On the day before Bernanke’s session with Congress, Pimco’s Mohamed El-Erian penned an article for Financial Times about recent large fluctuations in the price of gold. In it he included the following caution about the possibility of a failed Fed effort:
“Today’s global economy is in the midst of its own stable disequilibrium; and markets have outpaced fundamentals on the expectation that western central banks, together with a more functional political system, will deliver higher growth. If that fails to materialize, investors will worry about a lot more than the intrinsic value of gold.”
On Wednesday, in his monthly Elliott Wave Theorist, Robert Prechter expressed a far greater level of derision toward the Fed’s ongoing actions:
“The nominal values of the world’s financial assets have been serially inflated like a school of puffer fish by record levels of unpayable debt.”
The Fed has painted itself into a very dangerous corner. Starting with unprecedented government intervention in 2008, monetary officials have bent monumental efforts toward saving the banking system and the economy generally from a spectacular breakdown. I suspect that their expectation at the time was that such a massive rescue and stimulus effort would certainly put the economy on the path to a glorious recovery, which would eventually take the U.S. taxpayer off the hook. It was, after all, shock and awe. The reality, however, is that initial and subsequent efforts have spawned a minimal recovery at best, by far the weakest in the post-WWII era. As each new and expensive rescue effort has failed to produce an economic escape velocity, the Fed has had to up the ante and put today’s and tomorrow’s taxpayers at increased risk. At this point, they’re unable to admit defeat and seem committed to increasing further what Prechter characterized as “record levels of unpayable debt.”
There is no attractive alternative. As I argued at the time, the U.S. made moral hazard-laden decisions in 1998 to rescue Long-Term Capital Management, in principle not unlike earlier bank rescues in the ill-fated oil patch and lesser-developed country eras. Horrible as outcomes might have been in those earlier instances had banks and other businesses been allowed to fail, they would have been progressively less severe had the specter of failure hung over the heads of owners and top executives.
Obviously the Fed’s fear of recession and its painful consequences is high or it would not continue to boost government debt levels. Unfortunately, each unsuccessful rescue effort makes tomorrow’s consequences even more painful. Those hurt the most will always be individuals on the lowest rung of the economic ladder. It is long past time that the Fed should abandon its ill-fated rescue policy. Allow the markets and the economy to reset. Stop penalizing the fixed income-dependent elderly retired and future generations that will inherit monumental debt burdens. Stop rewarding debtors at the expense of savers.
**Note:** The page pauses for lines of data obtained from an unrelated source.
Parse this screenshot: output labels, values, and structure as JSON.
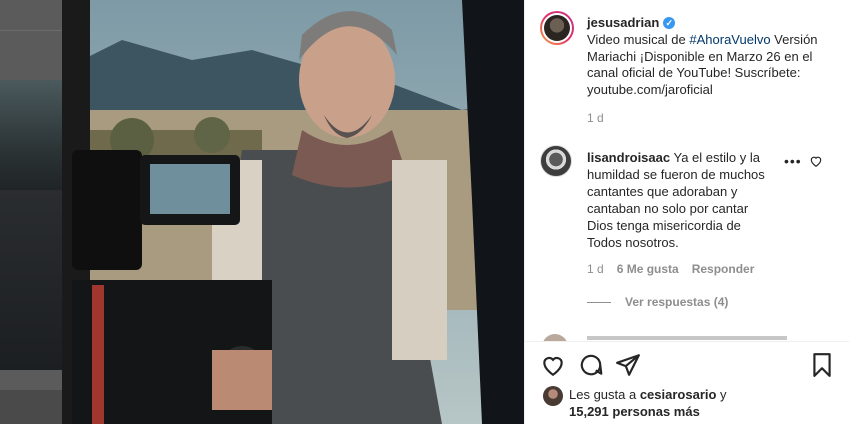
{
  "post": {
    "username": "jesusadrian",
    "verified_mark": "✓",
    "caption_pre": "Video musical de ",
    "caption_tag": "#AhoraVuelvo",
    "caption_post": " Versión Mariachi ¡Disponible en Marzo 26 en el canal oficial de YouTube! Suscríbete: youtube.com/jaroficial",
    "age": "1 d"
  },
  "comment": {
    "username": "lisandroisaac",
    "text": " Ya el estilo y la humildad se fueron de muchos cantantes que adoraban y cantaban no solo por cantar Dios tenga misericordia de Todos nosotros.",
    "more": "•••",
    "age": "1 d",
    "likes": "6 Me gusta",
    "reply": "Responder",
    "view_replies": "Ver respuestas (4)"
  },
  "likes_summary": {
    "prefix": "Les gusta a ",
    "user": "cesiarosario",
    "mid": " y",
    "count": "15,291 personas más"
  },
  "icons": {
    "like": "heart-icon",
    "comment": "comment-icon",
    "share": "paper-plane-icon",
    "save": "bookmark-icon",
    "comment_like": "heart-outline-icon",
    "verified": "verified-badge-icon"
  },
  "colors": {
    "link": "#00376b",
    "muted": "#8e8e8e",
    "verified": "#3897f0"
  }
}
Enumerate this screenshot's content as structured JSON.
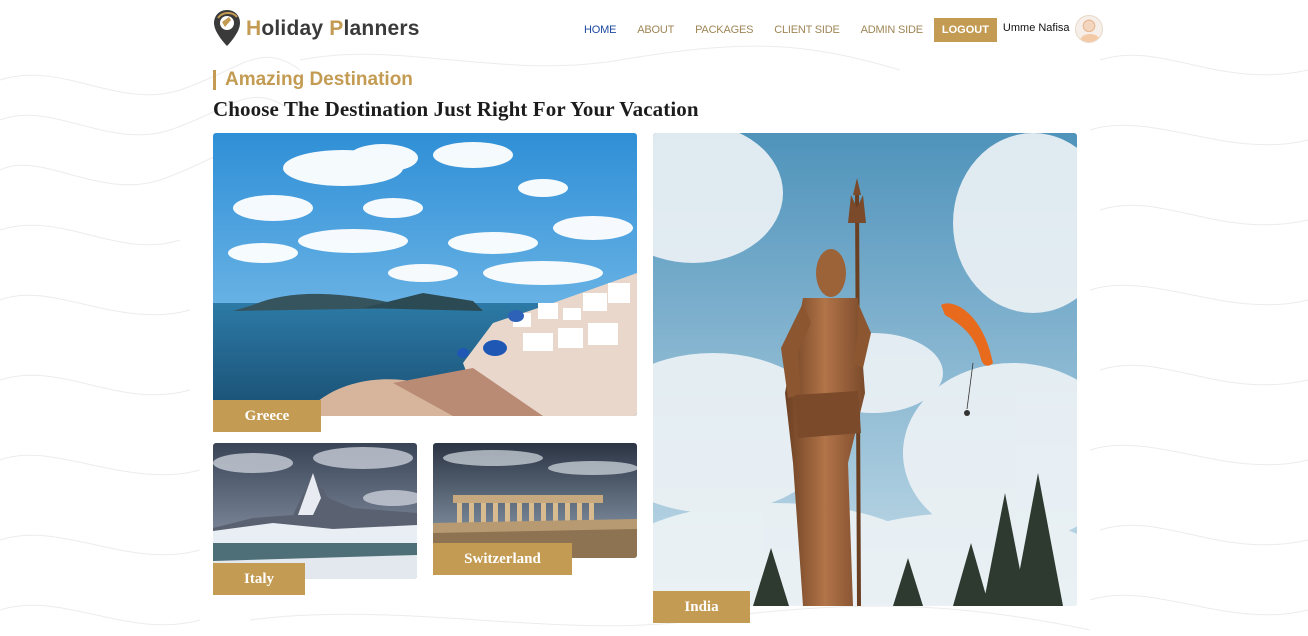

Accept whatever pain might initially flow from eliminating central bank support. An economy free of the guiding hand of meddling central bankers will, as it has in decades past, eventually reward entrepreneurs and produce a more vital economy capable of producing many millions of jobs.